The number one reason for startup business failure cited in a recent study was incompetence, with lack of planning listed as a major strategic pitfall. Understandably so, the right amount of proper planning can help you avoid myriad costly problems. The solution, however, is not a quick fix for businesses.
Those charged with the operations of a business often have very little insight into the information that they need. This means business leaders don’t have a real-time view into exactly what the business is doing. It’s like trying to reach an obscure destination without GPS. Without proper planning, the business suffers.
Think about your sales, financial, and operational planning. Are these processes still run on incomplete data sets? Do the right people have access to the right data at the right time? Today, planning is no longer in the realm of the business executive. It’s the operationally-focused manager who makes tactical plans that drive value directly to the bottom line.
In our recent GigaOm Research report, Instinct meets evidence: using operational data to drive planning by David S. Linthicum, key findings reveal what modeling and analytics can offer for effective planning and execution to integrate data into every decision process. Businesses can put flexible tools directly into the hands of operations. This empowers the right people to take action with the right information. As you evaluate your planning processes, it’s important to understand the root of the problem. Here are three core issues that businesses must consider to improve operational planning:
- Lack of pertinent data
Most charged with business planning can’t see all of the data they need to do their jobs effectively. The frontline managers and executive leaders need information that will provide the best understanding of the current and future states of the business.
- Lack of timely availability of insights to operational teams
Those who are on the front lines of the business frequently can’t gain access to the business data they need. For example, a warehouse manager lacks the ability to see that a chronic lack of inventory cost 30 percent of sales last year, and the manager lacks information to solve the problem or provide better planning.
- Operations don’t have the flexibility to model and view their business

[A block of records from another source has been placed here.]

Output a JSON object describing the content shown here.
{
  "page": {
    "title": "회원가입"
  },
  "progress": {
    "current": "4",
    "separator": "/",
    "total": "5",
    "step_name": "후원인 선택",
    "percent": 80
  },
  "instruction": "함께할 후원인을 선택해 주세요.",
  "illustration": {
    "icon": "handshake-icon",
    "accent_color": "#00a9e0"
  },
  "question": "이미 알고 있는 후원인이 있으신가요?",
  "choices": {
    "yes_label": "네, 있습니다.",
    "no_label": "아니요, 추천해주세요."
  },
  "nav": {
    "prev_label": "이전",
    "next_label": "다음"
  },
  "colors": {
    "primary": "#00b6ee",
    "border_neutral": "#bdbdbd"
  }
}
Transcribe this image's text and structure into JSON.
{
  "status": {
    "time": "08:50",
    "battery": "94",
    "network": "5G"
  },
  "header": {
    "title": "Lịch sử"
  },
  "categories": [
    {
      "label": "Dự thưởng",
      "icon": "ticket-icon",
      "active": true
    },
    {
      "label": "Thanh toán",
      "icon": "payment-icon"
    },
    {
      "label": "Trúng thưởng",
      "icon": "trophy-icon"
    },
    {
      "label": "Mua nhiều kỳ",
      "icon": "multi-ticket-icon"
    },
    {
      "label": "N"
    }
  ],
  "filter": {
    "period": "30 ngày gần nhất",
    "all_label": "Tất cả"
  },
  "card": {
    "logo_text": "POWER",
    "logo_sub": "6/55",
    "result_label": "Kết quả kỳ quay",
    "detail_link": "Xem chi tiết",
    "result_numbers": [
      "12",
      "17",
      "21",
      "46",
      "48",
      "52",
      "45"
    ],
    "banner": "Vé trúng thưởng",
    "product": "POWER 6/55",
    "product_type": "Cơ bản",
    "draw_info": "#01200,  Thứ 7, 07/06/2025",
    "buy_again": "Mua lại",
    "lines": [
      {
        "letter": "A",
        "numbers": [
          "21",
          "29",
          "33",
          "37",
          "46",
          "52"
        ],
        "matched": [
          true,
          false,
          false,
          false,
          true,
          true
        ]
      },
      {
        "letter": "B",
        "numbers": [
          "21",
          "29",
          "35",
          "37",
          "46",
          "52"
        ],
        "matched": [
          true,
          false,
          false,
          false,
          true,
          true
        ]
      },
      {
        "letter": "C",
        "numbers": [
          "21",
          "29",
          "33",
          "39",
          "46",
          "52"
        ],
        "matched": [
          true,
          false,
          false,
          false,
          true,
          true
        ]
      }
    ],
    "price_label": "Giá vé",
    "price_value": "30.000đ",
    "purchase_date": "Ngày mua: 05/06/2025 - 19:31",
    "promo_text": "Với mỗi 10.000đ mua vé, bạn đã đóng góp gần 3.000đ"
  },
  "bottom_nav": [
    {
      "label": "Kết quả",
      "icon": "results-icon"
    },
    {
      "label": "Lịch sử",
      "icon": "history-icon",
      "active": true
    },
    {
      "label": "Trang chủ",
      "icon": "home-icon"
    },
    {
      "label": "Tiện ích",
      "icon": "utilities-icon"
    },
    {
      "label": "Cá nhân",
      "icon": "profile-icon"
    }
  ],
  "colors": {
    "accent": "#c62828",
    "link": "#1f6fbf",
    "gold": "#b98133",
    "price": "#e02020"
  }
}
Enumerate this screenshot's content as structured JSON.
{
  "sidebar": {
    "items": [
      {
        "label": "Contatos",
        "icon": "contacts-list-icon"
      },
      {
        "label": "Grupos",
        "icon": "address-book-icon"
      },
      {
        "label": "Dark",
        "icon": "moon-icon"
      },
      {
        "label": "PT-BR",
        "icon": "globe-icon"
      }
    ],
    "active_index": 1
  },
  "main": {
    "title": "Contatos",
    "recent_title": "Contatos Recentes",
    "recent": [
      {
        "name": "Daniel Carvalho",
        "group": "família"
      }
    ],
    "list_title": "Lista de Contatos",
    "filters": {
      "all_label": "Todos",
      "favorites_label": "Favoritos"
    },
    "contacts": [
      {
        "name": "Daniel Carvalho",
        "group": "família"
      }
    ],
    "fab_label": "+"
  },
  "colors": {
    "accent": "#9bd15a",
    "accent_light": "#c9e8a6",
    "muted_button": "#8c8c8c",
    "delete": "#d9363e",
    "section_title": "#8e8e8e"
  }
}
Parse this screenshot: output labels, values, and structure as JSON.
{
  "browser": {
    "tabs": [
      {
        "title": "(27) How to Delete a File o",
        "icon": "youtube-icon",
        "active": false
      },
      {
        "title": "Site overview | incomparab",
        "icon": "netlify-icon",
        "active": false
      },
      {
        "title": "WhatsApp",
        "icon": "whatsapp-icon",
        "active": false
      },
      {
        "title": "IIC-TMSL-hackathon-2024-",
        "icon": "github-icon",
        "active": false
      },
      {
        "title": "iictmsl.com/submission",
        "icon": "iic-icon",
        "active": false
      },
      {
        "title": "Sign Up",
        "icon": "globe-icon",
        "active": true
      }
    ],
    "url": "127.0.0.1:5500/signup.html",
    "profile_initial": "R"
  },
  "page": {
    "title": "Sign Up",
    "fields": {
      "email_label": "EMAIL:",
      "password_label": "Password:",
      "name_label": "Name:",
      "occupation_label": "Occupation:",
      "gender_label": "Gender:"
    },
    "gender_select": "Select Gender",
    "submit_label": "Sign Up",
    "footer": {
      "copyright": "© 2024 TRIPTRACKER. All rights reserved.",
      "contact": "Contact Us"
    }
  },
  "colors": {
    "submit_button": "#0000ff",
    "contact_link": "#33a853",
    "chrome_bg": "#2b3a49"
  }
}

Operations teams lack the ability to see the information in ways that are meaningful to them. This means having the ability to compare current and historical data to make key determinations around the health of the business and thus the actions that must be taken immediately.
The report discusses key problems and concepts that should be considered during the planning process for the individual needs of different enterprises. Download the report and learn how you can adopt data-driven and automated planning to get the value you seek. You’ll learn about unique use cases and actionable steps to make immediate improvements.